*** Opening of The data ***

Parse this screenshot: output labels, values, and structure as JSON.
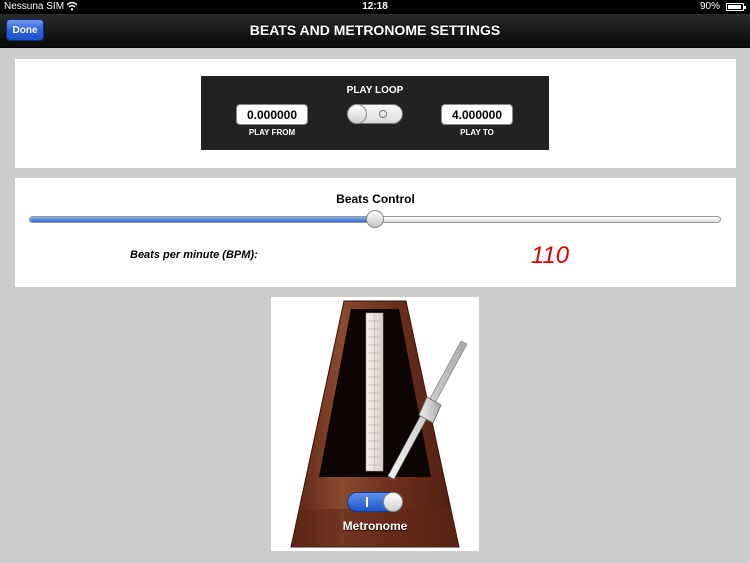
{
  "status_bar": {
    "carrier": "Nessuna SIM",
    "time": "12:18",
    "battery_percent": "90%",
    "battery_level": 0.9
  },
  "nav": {
    "done_label": "Done",
    "title": "BEATS AND METRONOME SETTINGS"
  },
  "loop": {
    "title": "PLAY LOOP",
    "play_from_value": "0.000000",
    "play_from_label": "PLAY FROM",
    "play_to_value": "4.000000",
    "play_to_label": "PLAY TO",
    "loop_enabled": false
  },
  "beats": {
    "title": "Beats Control",
    "slider_fraction": 0.5,
    "bpm_label": "Beats per minute (BPM):",
    "bpm_value": "110"
  },
  "metronome": {
    "switch_on": true,
    "label": "Metronome"
  },
  "colors": {
    "nav_background": "#111111",
    "done_button": "#2c62d8",
    "bpm_text": "#dd0000",
    "slider_fill": "#2e66cf",
    "metronome_wood": "#6e2f1c"
  },
  "icons": {
    "wifi": "wifi-icon",
    "battery": "battery-icon"
  }
}
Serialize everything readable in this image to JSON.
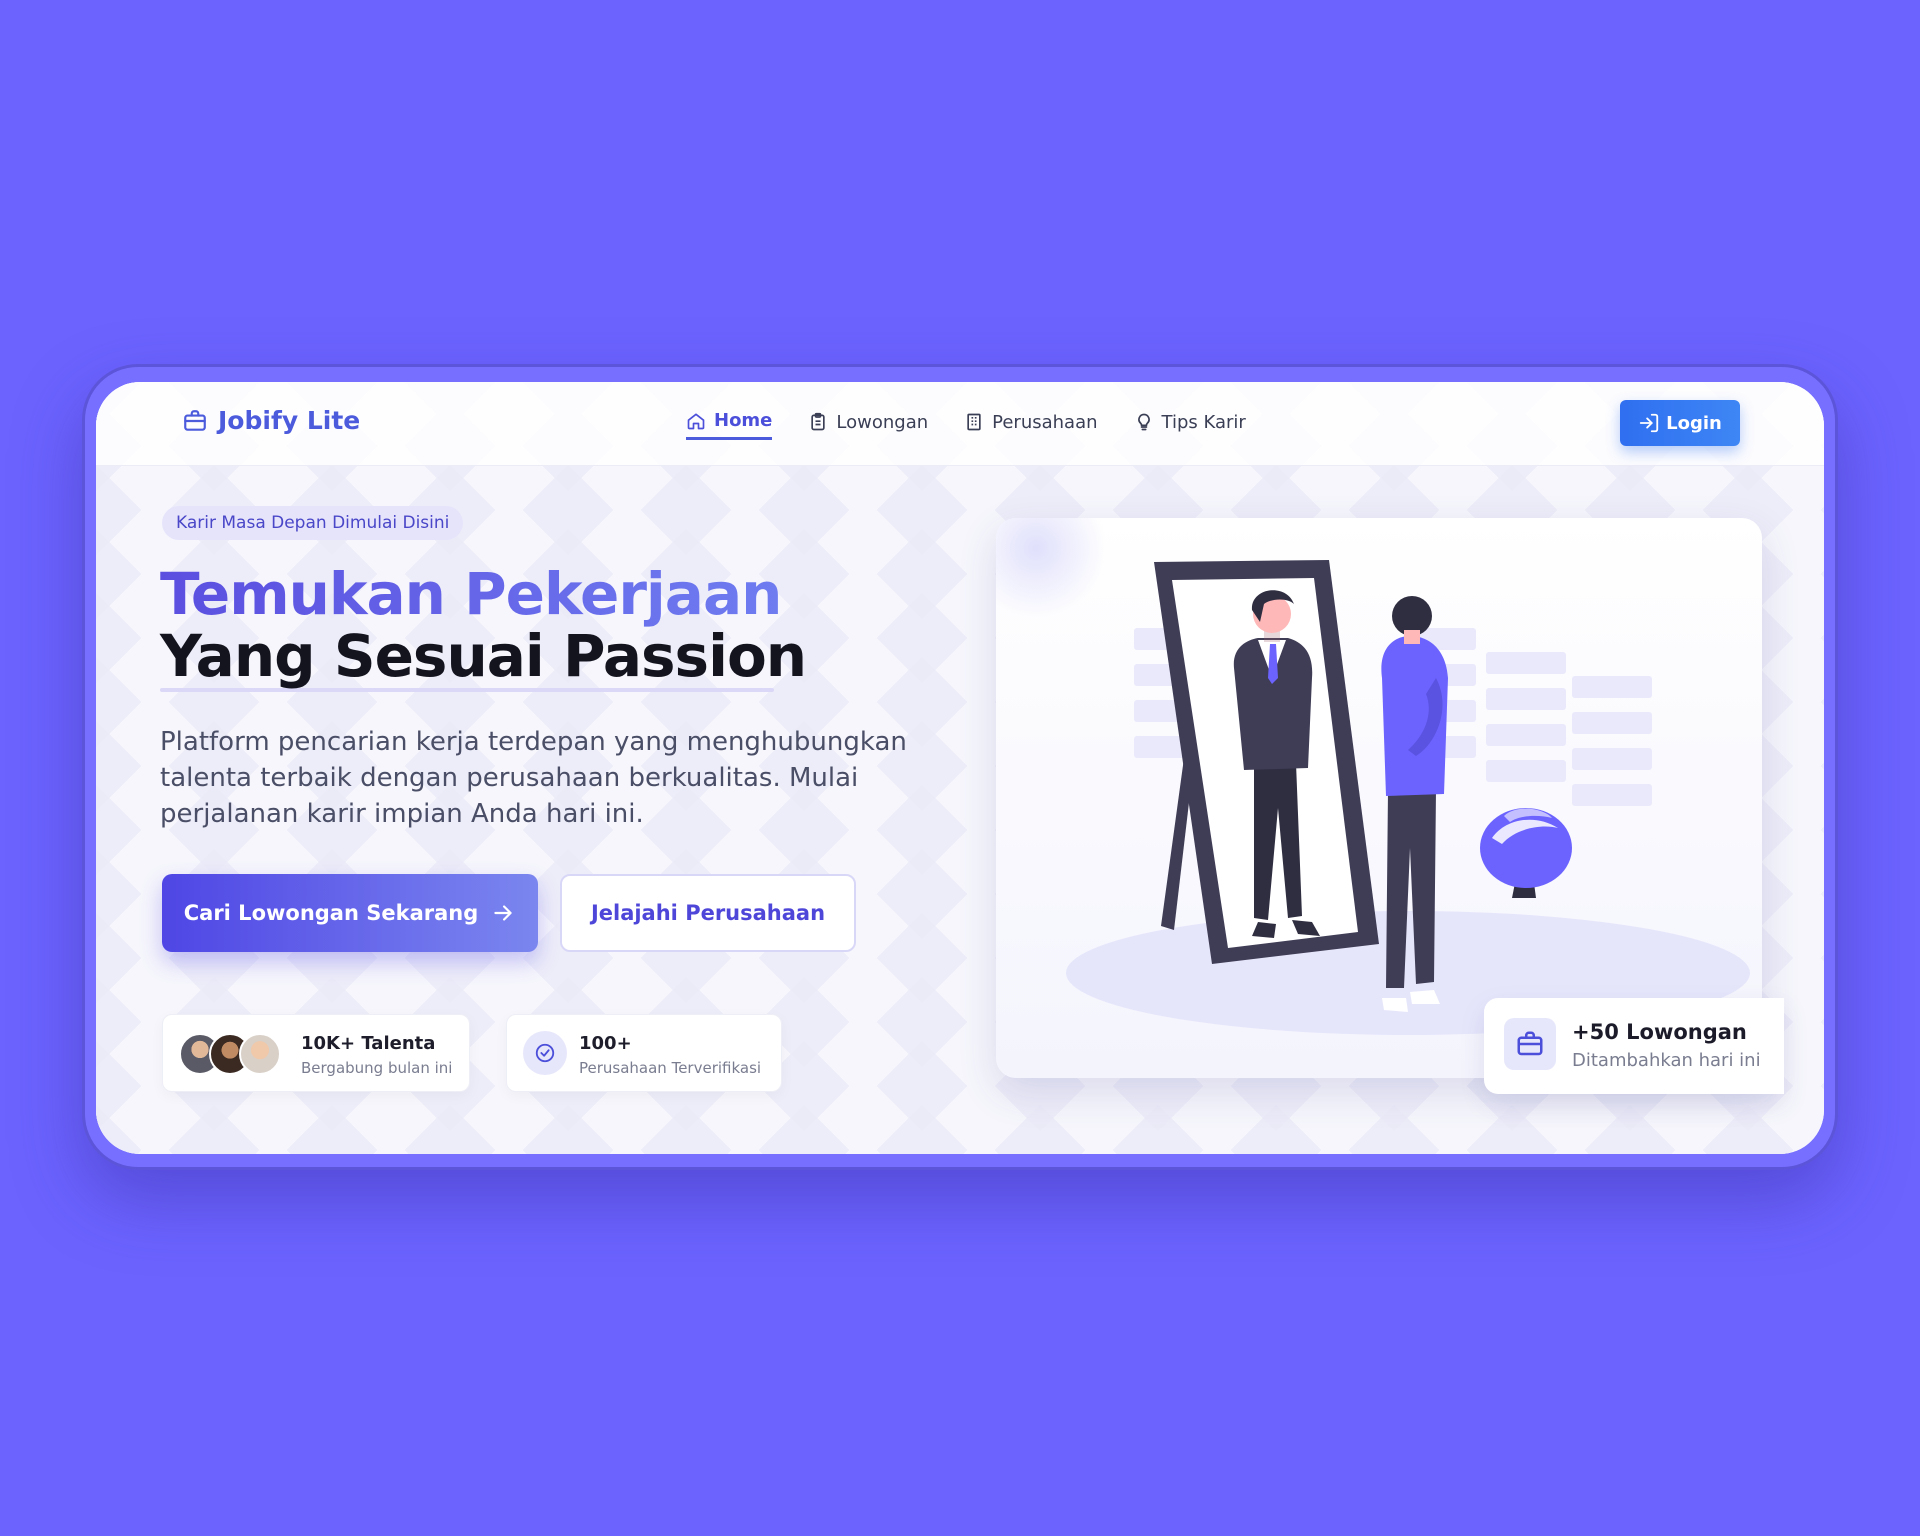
{
  "brand": {
    "name": "Jobify Lite"
  },
  "nav": {
    "items": [
      {
        "label": "Home",
        "icon": "home-icon",
        "active": true
      },
      {
        "label": "Lowongan",
        "icon": "clipboard-icon"
      },
      {
        "label": "Perusahaan",
        "icon": "building-icon"
      },
      {
        "label": "Tips Karir",
        "icon": "lightbulb-icon"
      }
    ],
    "login_label": "Login"
  },
  "hero": {
    "tagline": "Karir Masa Depan Dimulai Disini",
    "title_line1": "Temukan Pekerjaan",
    "title_line2": "Yang Sesuai Passion",
    "description": "Platform pencarian kerja terdepan yang menghubungkan talenta terbaik dengan perusahaan berkualitas. Mulai perjalanan karir impian Anda hari ini.",
    "primary_button": "Cari Lowongan Sekarang",
    "secondary_button": "Jelajahi Perusahaan"
  },
  "stats": [
    {
      "title": "10K+ Talenta",
      "subtitle": "Bergabung bulan ini"
    },
    {
      "title": "100+",
      "subtitle": "Perusahaan Terverifikasi"
    }
  ],
  "jobs_badge": {
    "title": "+50 Lowongan",
    "subtitle": "Ditambahkan hari ini"
  },
  "colors": {
    "page_bg": "#6c63ff",
    "accent": "#4f46e5",
    "login": "#2f6ff0"
  }
}
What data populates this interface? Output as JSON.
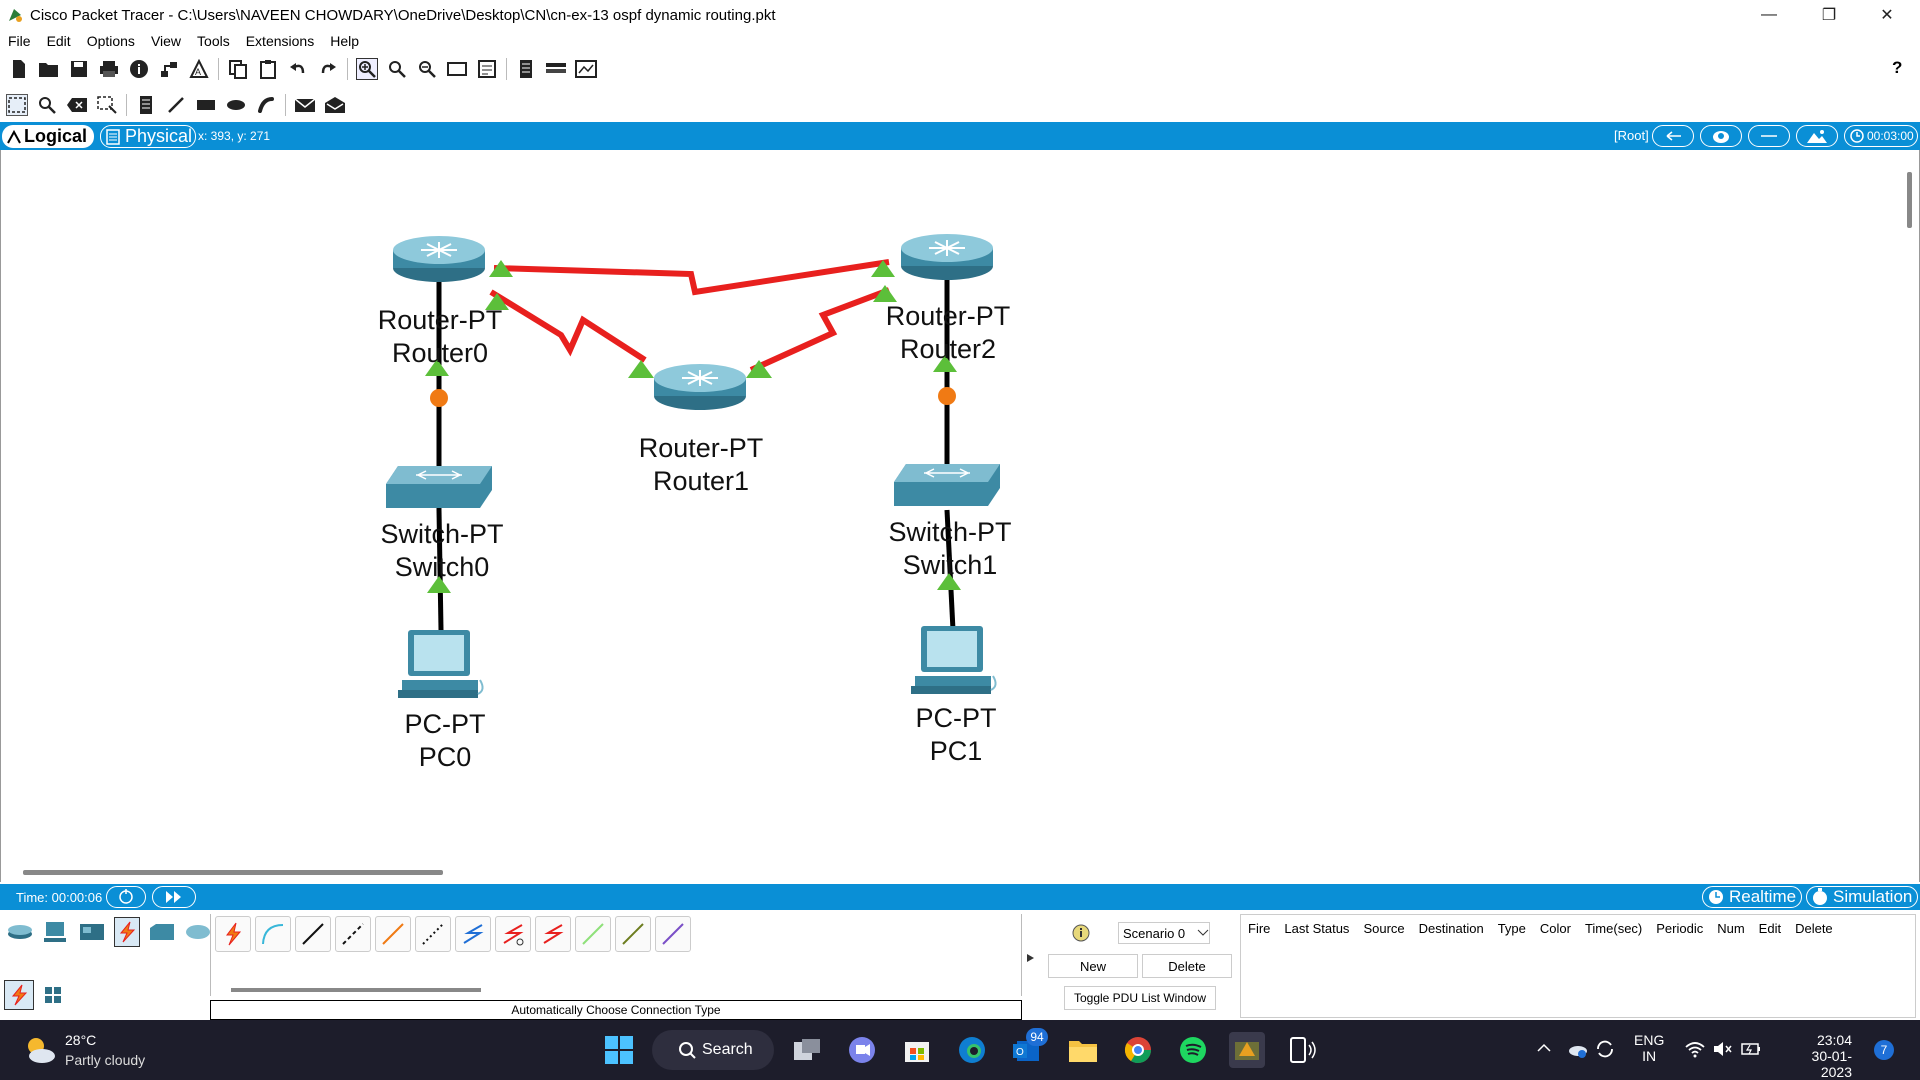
{
  "window": {
    "title": "Cisco Packet Tracer - C:\\Users\\NAVEEN CHOWDARY\\OneDrive\\Desktop\\CN\\cn-ex-13 ospf dynamic routing.pkt",
    "minimize": "—",
    "restore": "❐",
    "close": "✕"
  },
  "menu": [
    "File",
    "Edit",
    "Options",
    "View",
    "Tools",
    "Extensions",
    "Help"
  ],
  "help_glyph": "?",
  "viewbar": {
    "logical_label": "Logical",
    "physical_label": "Physical",
    "coords": "x: 393, y: 271",
    "root_label": "[Root]",
    "clock": "00:03:00"
  },
  "devices": [
    {
      "id": "router0",
      "type": "Router-PT",
      "name": "Router0"
    },
    {
      "id": "router1",
      "type": "Router-PT",
      "name": "Router1"
    },
    {
      "id": "router2",
      "type": "Router-PT",
      "name": "Router2"
    },
    {
      "id": "switch0",
      "type": "Switch-PT",
      "name": "Switch0"
    },
    {
      "id": "switch1",
      "type": "Switch-PT",
      "name": "Switch1"
    },
    {
      "id": "pc0",
      "type": "PC-PT",
      "name": "PC0"
    },
    {
      "id": "pc1",
      "type": "PC-PT",
      "name": "PC1"
    }
  ],
  "timebar": {
    "time": "Time: 00:00:06",
    "realtime": "Realtime",
    "simulation": "Simulation"
  },
  "connection_hint": "Automatically Choose Connection Type",
  "pdu": {
    "scenario": "Scenario 0",
    "new": "New",
    "delete": "Delete",
    "toggle": "Toggle PDU List Window",
    "columns": [
      "Fire",
      "Last Status",
      "Source",
      "Destination",
      "Type",
      "Color",
      "Time(sec)",
      "Periodic",
      "Num",
      "Edit",
      "Delete"
    ]
  },
  "taskbar": {
    "temperature": "28°C",
    "weather": "Partly cloudy",
    "search": "Search",
    "lang1": "ENG",
    "lang2": "IN",
    "time": "23:04",
    "date": "30-01-2023",
    "badge_teams": "94",
    "badge_notify": "7"
  },
  "colors": {
    "accent_blue": "#0a8fd6",
    "serial_link": "#e8201e",
    "link_up": "#5cbf3a",
    "link_orange": "#f07a14"
  }
}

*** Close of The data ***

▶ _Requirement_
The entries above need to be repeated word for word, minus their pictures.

▶ _Result of this task_
Parse this screenshot: output labels, values, and structure as JSON.
{
  "status_bar": {
    "carrier": "Nessuna SIM",
    "time": "12:18",
    "battery_percent": "90%",
    "battery_level": 0.9
  },
  "nav": {
    "done_label": "Done",
    "title": "BEATS AND METRONOME SETTINGS"
  },
  "loop": {
    "title": "PLAY LOOP",
    "play_from_value": "0.000000",
    "play_from_label": "PLAY FROM",
    "play_to_value": "4.000000",
    "play_to_label": "PLAY TO",
    "loop_enabled": false
  },
  "beats": {
    "title": "Beats Control",
    "slider_fraction": 0.5,
    "bpm_label": "Beats per minute (BPM):",
    "bpm_value": "110"
  },
  "metronome": {
    "switch_on": true,
    "label": "Metronome"
  },
  "colors": {
    "nav_background": "#111111",
    "done_button": "#2c62d8",
    "bpm_text": "#dd0000",
    "slider_fill": "#2e66cf",
    "metronome_wood": "#6e2f1c"
  },
  "icons": {
    "wifi": "wifi-icon",
    "battery": "battery-icon"
  }
}
Serialize everything readable in this image to JSON.
{
  "brand": {
    "name": "Jobify Lite"
  },
  "nav": {
    "items": [
      {
        "label": "Home",
        "icon": "home-icon",
        "active": true
      },
      {
        "label": "Lowongan",
        "icon": "clipboard-icon"
      },
      {
        "label": "Perusahaan",
        "icon": "building-icon"
      },
      {
        "label": "Tips Karir",
        "icon": "lightbulb-icon"
      }
    ],
    "login_label": "Login"
  },
  "hero": {
    "tagline": "Karir Masa Depan Dimulai Disini",
    "title_line1": "Temukan Pekerjaan",
    "title_line2": "Yang Sesuai Passion",
    "description": "Platform pencarian kerja terdepan yang menghubungkan talenta terbaik dengan perusahaan berkualitas. Mulai perjalanan karir impian Anda hari ini.",
    "primary_button": "Cari Lowongan Sekarang",
    "secondary_button": "Jelajahi Perusahaan"
  },
  "stats": [
    {
      "title": "10K+ Talenta",
      "subtitle": "Bergabung bulan ini"
    },
    {
      "title": "100+",
      "subtitle": "Perusahaan Terverifikasi"
    }
  ],
  "jobs_badge": {
    "title": "+50 Lowongan",
    "subtitle": "Ditambahkan hari ini"
  },
  "colors": {
    "page_bg": "#6c63ff",
    "accent": "#4f46e5",
    "login": "#2f6ff0"
  }
}
What data populates this interface? Output as JSON.
{
  "window": {
    "title": "Cisco Packet Tracer - C:\\Users\\NAVEEN CHOWDARY\\OneDrive\\Desktop\\CN\\cn-ex-13 ospf dynamic routing.pkt",
    "minimize": "—",
    "restore": "❐",
    "close": "✕"
  },
  "menu": [
    "File",
    "Edit",
    "Options",
    "View",
    "Tools",
    "Extensions",
    "Help"
  ],
  "help_glyph": "?",
  "viewbar": {
    "logical_label": "Logical",
    "physical_label": "Physical",
    "coords": "x: 393, y: 271",
    "root_label": "[Root]",
    "clock": "00:03:00"
  },
  "devices": [
    {
      "id": "router0",
      "type": "Router-PT",
      "name": "Router0"
    },
    {
      "id": "router1",
      "type": "Router-PT",
      "name": "Router1"
    },
    {
      "id": "router2",
      "type": "Router-PT",
      "name": "Router2"
    },
    {
      "id": "switch0",
      "type": "Switch-PT",
      "name": "Switch0"
    },
    {
      "id": "switch1",
      "type": "Switch-PT",
      "name": "Switch1"
    },
    {
      "id": "pc0",
      "type": "PC-PT",
      "name": "PC0"
    },
    {
      "id": "pc1",
      "type": "PC-PT",
      "name": "PC1"
    }
  ],
  "timebar": {
    "time": "Time: 00:00:06",
    "realtime": "Realtime",
    "simulation": "Simulation"
  },
  "connection_hint": "Automatically Choose Connection Type",
  "pdu": {
    "scenario": "Scenario 0",
    "new": "New",
    "delete": "Delete",
    "toggle": "Toggle PDU List Window",
    "columns": [
      "Fire",
      "Last Status",
      "Source",
      "Destination",
      "Type",
      "Color",
      "Time(sec)",
      "Periodic",
      "Num",
      "Edit",
      "Delete"
    ]
  },
  "taskbar": {
    "temperature": "28°C",
    "weather": "Partly cloudy",
    "search": "Search",
    "lang1": "ENG",
    "lang2": "IN",
    "time": "23:04",
    "date": "30-01-2023",
    "badge_teams": "94",
    "badge_notify": "7"
  },
  "colors": {
    "accent_blue": "#0a8fd6",
    "serial_link": "#e8201e",
    "link_up": "#5cbf3a",
    "link_orange": "#f07a14"
  }
}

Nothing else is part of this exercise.